Create a soft, physical barrier between you and your roommate
Sharing a room means compromising space—and potentially getting into stress-inducing arguments about whose stuff belongs where. Cerrano suggests using a gentle barrier, like a fluffy rug in the center of the room. “Having that visual helps with that respect,” she said. It might be a first step to clarifying personal boundaries within the room, something she says is critical in the dorm setting.
Keep your desk organized
Aside from keeping your phone or laptop on your desk, Elana Kilkenny, a New York-based designer with Sacred Space Design, recommends keeping your desk as vacant and organized as possible. “Clutter affects your stress level a lot,” she says. Students should think of the best way to organize papers that might accumulate on the desk, either through the use of metal or plastic bins or a small filing cabinet.
Create a space for your electronics—away from your bed
It can be difficult, but it’s best not to bring your phone anywhere near the sacred space of your bed, Kilkenny says, adding that students should create a docking station for their phone or laptop. “That’ll help eliminate that feeling that you’re constantly plugged in.”
Adhere to Feng Shui principles when it comes to storage
Cerrano warns students not to clutter their rooms and instead create “pockets of breathable energy,” aka spaces that have little or no furniture or decorations. She recommends making this the center of the dorm room. Cerrano also advises being mindful of how you place things around your bed. In the world of Feng Shui, she says, putting storage under the bed is not ideal. “Whatever is stored underneath that energy is said to rise above,” she says. But if you must, she suggests keeping storage under the bed away from the head and more toward the lower half of your body. She also says students shouldn’t “max” out the walls around their bed with too many decorations, which will allow for more breathing room.
Add a plant into the space
“Dorm rooms don’t usually have a lot of personality,” Kilkenny points out. But that’s where bamboo can come in, both physically and symbolically! “It gives you nature. Bamboo is growing upwards and [college] is a time for growth,” she says. Not only that, bamboo is low-maintenance and doesn’t need a lot of light. See other dorm room plant tips here.
Manage smells with sage
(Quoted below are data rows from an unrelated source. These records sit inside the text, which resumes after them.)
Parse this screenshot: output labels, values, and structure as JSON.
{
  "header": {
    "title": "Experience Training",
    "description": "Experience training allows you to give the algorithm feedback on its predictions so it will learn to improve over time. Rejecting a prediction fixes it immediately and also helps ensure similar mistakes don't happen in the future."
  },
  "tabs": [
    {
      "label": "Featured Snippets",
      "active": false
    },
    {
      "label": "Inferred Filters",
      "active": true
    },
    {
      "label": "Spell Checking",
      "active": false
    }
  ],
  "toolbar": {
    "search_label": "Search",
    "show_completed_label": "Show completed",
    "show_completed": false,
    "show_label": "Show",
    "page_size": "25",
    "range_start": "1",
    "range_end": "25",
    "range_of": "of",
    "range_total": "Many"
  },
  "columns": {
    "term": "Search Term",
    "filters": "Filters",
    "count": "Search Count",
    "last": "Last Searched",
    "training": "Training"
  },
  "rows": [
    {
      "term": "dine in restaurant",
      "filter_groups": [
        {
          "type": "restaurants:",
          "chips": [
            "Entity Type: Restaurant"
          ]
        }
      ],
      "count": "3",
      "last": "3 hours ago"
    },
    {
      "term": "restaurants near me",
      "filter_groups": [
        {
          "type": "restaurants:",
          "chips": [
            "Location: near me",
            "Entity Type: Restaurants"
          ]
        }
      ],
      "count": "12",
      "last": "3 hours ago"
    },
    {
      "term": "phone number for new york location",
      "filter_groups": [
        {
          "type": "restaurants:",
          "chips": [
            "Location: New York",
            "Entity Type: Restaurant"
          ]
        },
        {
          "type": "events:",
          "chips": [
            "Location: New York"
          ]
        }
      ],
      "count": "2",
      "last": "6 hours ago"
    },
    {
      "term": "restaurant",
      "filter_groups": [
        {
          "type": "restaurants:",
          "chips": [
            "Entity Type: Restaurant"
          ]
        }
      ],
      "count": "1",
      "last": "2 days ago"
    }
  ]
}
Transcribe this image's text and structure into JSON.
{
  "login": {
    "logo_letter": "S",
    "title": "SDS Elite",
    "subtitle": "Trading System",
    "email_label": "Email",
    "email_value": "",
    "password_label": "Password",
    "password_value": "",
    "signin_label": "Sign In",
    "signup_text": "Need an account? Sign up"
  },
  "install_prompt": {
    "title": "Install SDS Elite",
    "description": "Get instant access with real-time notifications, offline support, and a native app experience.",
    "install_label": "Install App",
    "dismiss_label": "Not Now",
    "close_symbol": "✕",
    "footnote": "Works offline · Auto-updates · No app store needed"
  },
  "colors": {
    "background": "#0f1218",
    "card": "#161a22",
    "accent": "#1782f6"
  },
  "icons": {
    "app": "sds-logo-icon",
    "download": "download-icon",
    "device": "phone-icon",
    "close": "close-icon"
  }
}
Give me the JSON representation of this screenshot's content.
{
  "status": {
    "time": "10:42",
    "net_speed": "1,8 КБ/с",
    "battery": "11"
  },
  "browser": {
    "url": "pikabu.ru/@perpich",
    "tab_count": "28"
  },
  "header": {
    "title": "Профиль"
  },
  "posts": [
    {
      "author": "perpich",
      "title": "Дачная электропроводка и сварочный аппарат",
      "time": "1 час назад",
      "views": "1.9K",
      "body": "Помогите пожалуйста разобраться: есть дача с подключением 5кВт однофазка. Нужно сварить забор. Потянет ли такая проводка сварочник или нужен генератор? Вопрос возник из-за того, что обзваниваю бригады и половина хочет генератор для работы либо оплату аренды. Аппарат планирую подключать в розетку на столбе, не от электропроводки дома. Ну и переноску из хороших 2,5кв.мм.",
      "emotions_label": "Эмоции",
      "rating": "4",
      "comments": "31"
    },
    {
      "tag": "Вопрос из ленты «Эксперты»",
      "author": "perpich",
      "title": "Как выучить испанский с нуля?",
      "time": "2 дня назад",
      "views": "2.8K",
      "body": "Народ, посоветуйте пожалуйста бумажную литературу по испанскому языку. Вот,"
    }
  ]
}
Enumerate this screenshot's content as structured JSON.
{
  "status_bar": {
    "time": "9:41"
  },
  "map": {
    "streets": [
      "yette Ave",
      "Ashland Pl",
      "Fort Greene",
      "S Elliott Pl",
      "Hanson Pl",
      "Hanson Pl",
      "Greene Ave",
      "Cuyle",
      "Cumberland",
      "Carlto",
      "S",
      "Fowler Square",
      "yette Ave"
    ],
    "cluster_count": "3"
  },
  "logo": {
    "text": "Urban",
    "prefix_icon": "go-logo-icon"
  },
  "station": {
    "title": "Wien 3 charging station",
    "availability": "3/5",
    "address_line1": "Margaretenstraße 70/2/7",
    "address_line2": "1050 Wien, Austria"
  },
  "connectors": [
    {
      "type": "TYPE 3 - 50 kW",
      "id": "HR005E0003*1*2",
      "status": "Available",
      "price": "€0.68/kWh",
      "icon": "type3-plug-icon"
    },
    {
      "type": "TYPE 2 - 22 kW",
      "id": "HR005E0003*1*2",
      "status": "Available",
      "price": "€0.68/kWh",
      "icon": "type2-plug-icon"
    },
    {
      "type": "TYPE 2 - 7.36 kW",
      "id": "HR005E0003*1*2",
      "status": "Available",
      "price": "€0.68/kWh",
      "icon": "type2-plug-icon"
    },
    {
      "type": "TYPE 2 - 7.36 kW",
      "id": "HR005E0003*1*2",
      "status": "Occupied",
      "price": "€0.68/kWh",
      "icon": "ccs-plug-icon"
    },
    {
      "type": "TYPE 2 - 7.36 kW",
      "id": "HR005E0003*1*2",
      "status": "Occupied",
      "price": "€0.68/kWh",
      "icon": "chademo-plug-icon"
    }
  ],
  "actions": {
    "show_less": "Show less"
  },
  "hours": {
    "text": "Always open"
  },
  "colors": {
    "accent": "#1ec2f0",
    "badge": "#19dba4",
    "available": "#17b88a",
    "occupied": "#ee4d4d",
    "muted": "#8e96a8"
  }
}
Your dorm is simply sure to get smelly. As an antidote, Kilkenny suggests saging the room, which she says can also help reduce stress. However, she warns that it’s critical to ask your RA if sage and candles are allowed. If not, a fragrant plug-in could do the trick.
Place mirrors mindfully
Mirrors should be placed to avoid literally reflecting anything stressful back to you, Kilkenny says. You can also use mirrors to make your space appear more spacious and even brighter. Or, just ditch them altogether! Read more about small space mirror hacks here.
Manage your temperature with your bedsheets
Nobody wants to get hot and bothered, but it may be hard to manage your temperature in your dorm room. Kilkenny suggests getting bedsheets that can either keep you cool or warm, depending on your personal preferences. “Also, get sheets that can handle abuse well,” she says, because dorm room laundry can be unforgiving.
Decorate with calming images
Kilkenny recommends pieces of art that inspire or empower you, and reminds students to think of how their decorations might reflect their lives. Whether it’s your favorite color scheme, a piece of home, a photo collage, a passion, or just something pretty to look at—use decor to contribute overall happiness and comfort to your space.
Want more dorm ideas, inspiration, and stories? Head over to Dorm Therapy HQ!